In circumstances where the changed application causes additional referral requirements, the referral stage would apply and the information stage could also apply if an information request was made by the referral agency.
A concurrence agency may change its referral agency response at any time before the application is decided in specified circumstances.
A late referral agency response may also be given by a concurrence agency before the application is decided if agreed in writing by the applicant.
The DA Rules provide for circumstances before the application is decided where a missed referral may be rectified prior to the application becoming lapsed.
Certain prescribed actions are required to be taken by the applicant to rectify any missed referral and the referral and information stages would apply to the missed referral agency. If the notification stage applies to the application, the rectification of a missed referral would not affect the required actions for public notification which have already been undertaken.
Representations may be made by an applicant to a concurrence agency at any time before the application is decided about changing a matter in the referral agency response. In doing so, the applicant may stop the assessment manager’s decision period.
As noted above, an applicant’s failure to carry out certain actions within the prescribed period could result in the lapsing of a development application. The applicant generally has 20 business days of the application lapsing to take steps to revive the application. If those steps are not properly undertaken, the lapsed application may not be revived.

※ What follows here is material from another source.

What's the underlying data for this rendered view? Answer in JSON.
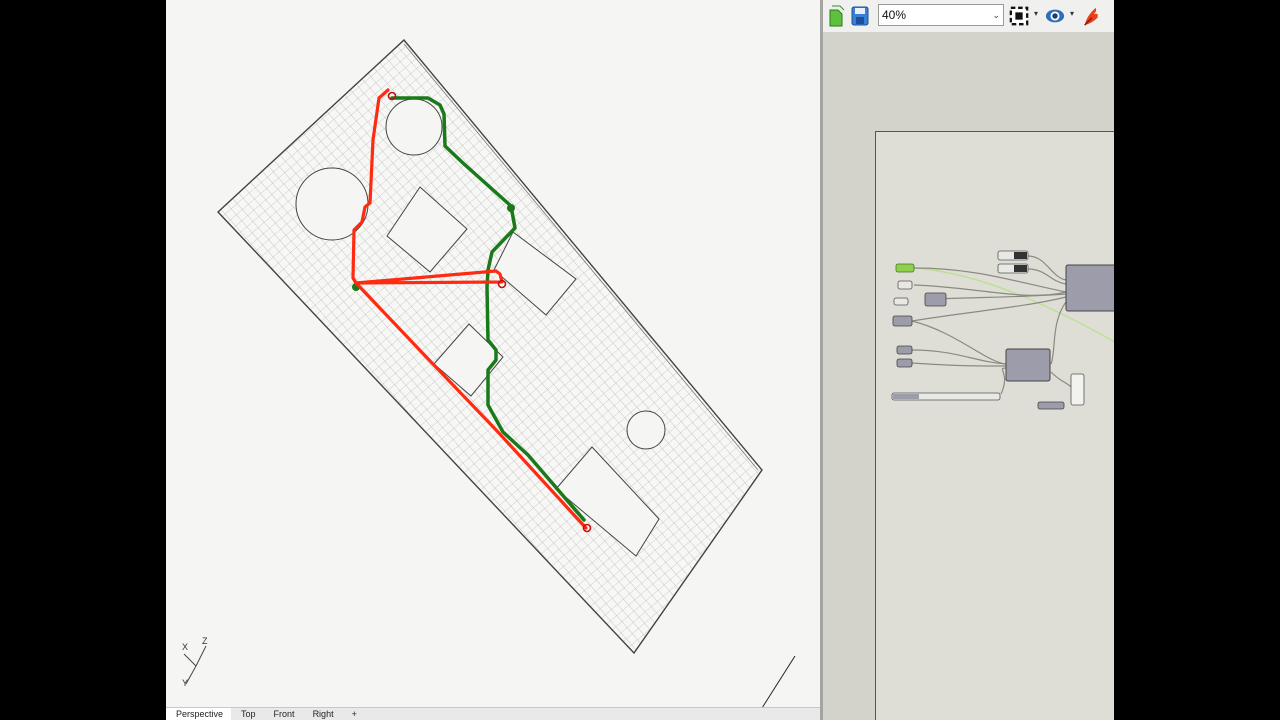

An applicant may stop a period which is “active” [note – this does not include any period that has already ended or is yet to commence] (known as the current period) in the development assessment process under the DA Rules. However, such entitlement would not exist where the application has lapsed or is required by an enforcement notice or in response to a show cause notice.
The current period for specified matters may be stopped by giving a written notice to the assessing authority, which may be withdrawn or given as many times as required for a cumulative period of up to 130 business days.
Where such written notice is given, the current period is stopped for the period stated in the notice and the balance of the current period restarts on the business day after the period stated in the notice ends or the assessing authority receives a written notice that it has been withdrawn.
The DA Rules prescribe the following requirements for an agreement for a further period in the development assessment process:
The DA Rules also provide for other procedural rules about matters associated with a third party advice or further advice about a development application, the effect of the Native Title Act and publishing a notice about the decision in relation to a development application and an application to change a development approval.
The DA Rules has retained most of the fundamental elements of the current integrated development assessment system under the Sustainable Planning Act.
However, the DA Rules has introduced a number of mechanisms to enable the referral and information stages to be “skipped” where they are not applicable or necessary. It has also broadened the opportunity for an applicant to stop a current period in the development assessment process to attend to matters as required which is currently available in the integrated development assessment system under the Sustainable Planning Act in limited circumstances.
Overall, the DA Rules does provide a level of certainty on the development assessment process and the mechanisms available to stream-line and expedite the process are welcoming. However, it is a complex process and requires both the applicants and assessing authorities to pay close attention to the prescribed requirements and timeframes.
Like any other process, once the DA Rules is put into practice, it will become clearer which part of the process will require refinements or improvements. Perhaps, this is where the “true” flexibility comes in since the DA Rules may be amended by the Minister when necessary.